Work item —
Every line of the entries below that mentions "JSON" is to be copied out.

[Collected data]
◆ ◆ ◆ ◆ ◆
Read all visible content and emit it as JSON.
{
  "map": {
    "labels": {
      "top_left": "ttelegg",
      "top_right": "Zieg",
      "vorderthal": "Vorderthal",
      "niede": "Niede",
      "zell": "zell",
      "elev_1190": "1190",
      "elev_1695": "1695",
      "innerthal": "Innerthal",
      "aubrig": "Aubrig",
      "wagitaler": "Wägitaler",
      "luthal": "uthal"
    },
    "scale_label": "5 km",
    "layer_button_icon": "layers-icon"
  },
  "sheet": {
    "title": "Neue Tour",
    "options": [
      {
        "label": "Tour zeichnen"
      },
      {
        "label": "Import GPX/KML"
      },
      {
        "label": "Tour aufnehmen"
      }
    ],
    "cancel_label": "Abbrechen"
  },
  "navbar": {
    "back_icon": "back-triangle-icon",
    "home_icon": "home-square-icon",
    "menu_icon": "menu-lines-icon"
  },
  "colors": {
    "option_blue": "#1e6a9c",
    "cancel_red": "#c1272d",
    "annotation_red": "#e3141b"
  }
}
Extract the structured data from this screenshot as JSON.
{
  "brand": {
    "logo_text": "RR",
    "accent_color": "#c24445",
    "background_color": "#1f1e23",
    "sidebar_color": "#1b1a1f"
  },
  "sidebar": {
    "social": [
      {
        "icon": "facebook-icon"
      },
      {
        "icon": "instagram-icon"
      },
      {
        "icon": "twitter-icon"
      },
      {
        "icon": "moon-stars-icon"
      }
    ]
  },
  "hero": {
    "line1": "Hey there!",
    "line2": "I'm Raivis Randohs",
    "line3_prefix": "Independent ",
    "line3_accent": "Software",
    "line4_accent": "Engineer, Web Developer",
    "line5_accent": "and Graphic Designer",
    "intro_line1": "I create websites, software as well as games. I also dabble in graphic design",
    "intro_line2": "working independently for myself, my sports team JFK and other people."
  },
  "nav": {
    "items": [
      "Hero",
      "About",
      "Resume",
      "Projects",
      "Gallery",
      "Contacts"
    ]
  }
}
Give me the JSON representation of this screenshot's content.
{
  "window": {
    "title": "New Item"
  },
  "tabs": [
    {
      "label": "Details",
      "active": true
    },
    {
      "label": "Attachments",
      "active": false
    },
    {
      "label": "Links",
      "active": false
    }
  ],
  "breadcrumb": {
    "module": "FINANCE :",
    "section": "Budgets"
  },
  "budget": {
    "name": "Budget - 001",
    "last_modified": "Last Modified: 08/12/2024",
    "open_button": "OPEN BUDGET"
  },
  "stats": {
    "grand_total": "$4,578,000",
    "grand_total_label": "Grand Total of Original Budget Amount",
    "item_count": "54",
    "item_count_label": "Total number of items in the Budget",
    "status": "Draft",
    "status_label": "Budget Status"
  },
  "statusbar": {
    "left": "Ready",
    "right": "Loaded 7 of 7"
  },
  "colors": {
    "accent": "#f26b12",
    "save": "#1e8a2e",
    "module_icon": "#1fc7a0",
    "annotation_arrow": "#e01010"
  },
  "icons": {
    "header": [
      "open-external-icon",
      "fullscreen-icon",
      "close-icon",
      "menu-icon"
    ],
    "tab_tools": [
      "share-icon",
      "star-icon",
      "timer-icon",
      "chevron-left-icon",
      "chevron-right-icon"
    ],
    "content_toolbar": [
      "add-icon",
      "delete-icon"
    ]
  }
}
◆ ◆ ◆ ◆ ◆
Problem solution —
Read all visible content and emit it as JSON.
Extract the structured data from this screenshot as JSON.
Give me the JSON representation of this screenshot's content.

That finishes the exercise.